At the height of the influx of immigrants into Europe in 2014-15, Sweden, with a population of approximately 10 million, accepted 244,178 asylum seekers – by far the highest per capita rate among all the EU Member States. Since then, the rate of violent crime has skyrocketed, particularly in cases of sexual assault.
Swedish police have defined more than 50 areas with large immigrant populations that are “marked by crime, social unrest, and insecurity.” Of these, 23 have been classified as “particularly sensitive,” or what critics of migration call “no-go zones,” where even the police struggle to operate.
In addition to the high incidence of drug trafficking and gang violence, residents complain that these areas are virtually colonized by immigrants whose cultures conflict with Swedish values. Many Swedes and immigrants who have been in the country for a long period of time have begun commenting that Sweden no longer seems to be Sweden.
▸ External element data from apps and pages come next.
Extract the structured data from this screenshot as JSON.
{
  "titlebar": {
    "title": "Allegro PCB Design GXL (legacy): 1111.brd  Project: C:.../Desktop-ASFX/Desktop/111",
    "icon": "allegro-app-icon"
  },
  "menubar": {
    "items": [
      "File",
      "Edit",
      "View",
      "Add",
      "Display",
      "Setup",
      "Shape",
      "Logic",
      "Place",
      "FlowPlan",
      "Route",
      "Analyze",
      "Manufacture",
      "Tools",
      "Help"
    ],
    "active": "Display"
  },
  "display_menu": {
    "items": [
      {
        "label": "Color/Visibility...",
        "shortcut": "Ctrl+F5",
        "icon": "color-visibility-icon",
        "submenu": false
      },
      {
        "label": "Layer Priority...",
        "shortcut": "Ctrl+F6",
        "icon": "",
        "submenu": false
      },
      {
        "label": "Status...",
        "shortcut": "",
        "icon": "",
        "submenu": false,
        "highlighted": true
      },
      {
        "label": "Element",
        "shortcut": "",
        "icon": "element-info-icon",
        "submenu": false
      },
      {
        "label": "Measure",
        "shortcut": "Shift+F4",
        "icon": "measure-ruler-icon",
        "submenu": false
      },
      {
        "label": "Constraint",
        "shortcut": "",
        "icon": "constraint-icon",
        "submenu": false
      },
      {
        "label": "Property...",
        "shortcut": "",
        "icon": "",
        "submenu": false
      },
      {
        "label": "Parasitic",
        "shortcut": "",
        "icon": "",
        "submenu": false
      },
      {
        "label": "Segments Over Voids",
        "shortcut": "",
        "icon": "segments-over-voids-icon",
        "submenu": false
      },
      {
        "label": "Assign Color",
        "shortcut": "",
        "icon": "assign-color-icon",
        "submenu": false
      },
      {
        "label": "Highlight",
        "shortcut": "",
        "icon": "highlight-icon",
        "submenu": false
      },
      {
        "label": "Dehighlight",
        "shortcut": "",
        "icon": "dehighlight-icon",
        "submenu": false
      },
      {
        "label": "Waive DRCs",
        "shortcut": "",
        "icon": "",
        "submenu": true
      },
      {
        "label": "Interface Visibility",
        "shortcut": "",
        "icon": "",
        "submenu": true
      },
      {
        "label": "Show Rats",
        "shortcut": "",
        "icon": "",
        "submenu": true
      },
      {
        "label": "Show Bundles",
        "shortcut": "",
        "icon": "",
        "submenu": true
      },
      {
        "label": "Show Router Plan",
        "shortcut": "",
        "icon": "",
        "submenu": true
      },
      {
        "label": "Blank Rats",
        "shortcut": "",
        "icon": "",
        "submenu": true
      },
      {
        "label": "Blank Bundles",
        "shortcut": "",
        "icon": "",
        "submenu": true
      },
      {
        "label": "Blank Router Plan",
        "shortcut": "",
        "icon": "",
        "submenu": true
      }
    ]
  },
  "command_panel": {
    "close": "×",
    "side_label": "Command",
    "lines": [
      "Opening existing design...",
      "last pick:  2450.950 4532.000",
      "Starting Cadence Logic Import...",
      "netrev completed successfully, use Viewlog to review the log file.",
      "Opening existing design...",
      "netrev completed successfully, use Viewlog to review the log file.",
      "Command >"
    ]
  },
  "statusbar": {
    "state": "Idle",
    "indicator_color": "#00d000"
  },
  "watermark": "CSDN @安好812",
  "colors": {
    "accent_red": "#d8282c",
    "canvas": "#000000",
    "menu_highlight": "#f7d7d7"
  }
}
But now, some people who are fed up with what they see as the inaction of the authorities have taken matters into their own hands. They have begun organizing groups called “Odin’s Soldiers,” which patrol the most blighted areas of the country. They are sometimes called vigilantes or even racists, but these groups say that they simply want to be able to live in their own country as they did before the start of the migrant crisis.